* **Aim of the task**
Read through the records below and copy each line that uses the word "аккаунта".

########################################

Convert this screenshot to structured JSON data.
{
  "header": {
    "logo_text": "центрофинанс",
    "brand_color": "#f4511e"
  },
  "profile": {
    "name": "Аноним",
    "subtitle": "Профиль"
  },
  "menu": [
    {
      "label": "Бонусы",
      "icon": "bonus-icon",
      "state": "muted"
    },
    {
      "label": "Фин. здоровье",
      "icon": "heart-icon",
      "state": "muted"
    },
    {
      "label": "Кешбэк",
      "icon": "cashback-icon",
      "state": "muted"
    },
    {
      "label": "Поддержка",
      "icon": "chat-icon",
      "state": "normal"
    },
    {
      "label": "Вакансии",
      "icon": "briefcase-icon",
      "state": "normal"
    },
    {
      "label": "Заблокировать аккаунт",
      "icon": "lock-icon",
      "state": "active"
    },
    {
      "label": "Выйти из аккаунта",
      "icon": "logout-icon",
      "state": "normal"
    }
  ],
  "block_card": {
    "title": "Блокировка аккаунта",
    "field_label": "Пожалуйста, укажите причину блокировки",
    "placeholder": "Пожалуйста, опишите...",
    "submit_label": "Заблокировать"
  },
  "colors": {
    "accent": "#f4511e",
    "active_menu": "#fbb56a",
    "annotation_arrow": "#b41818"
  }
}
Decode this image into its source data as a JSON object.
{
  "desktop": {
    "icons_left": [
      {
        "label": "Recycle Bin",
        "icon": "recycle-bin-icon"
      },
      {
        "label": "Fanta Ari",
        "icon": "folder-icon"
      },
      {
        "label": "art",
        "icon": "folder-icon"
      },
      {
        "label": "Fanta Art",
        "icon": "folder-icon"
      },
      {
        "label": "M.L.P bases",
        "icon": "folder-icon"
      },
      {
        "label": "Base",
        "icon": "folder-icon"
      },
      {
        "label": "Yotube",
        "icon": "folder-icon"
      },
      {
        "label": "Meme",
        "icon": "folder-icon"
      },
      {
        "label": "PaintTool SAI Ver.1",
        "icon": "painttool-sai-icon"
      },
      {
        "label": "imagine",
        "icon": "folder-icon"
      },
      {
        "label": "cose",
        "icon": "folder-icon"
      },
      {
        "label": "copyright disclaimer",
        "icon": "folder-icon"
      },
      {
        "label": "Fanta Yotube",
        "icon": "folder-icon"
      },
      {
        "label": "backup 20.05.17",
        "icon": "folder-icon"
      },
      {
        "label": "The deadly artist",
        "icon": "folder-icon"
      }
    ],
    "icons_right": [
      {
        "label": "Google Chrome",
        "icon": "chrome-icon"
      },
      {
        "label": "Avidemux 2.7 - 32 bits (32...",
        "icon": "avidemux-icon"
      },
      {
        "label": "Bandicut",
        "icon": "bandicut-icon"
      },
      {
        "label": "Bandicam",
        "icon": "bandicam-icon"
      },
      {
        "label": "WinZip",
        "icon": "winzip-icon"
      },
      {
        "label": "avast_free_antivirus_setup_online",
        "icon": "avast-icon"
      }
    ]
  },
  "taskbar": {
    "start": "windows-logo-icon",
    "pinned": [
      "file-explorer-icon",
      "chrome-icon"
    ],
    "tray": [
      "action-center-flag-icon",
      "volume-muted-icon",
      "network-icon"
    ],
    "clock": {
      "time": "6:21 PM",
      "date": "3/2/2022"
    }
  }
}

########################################

* **Response to this exercise**
      "label": "Выйти из аккаунта",
    "title": "Блокировка аккаунта",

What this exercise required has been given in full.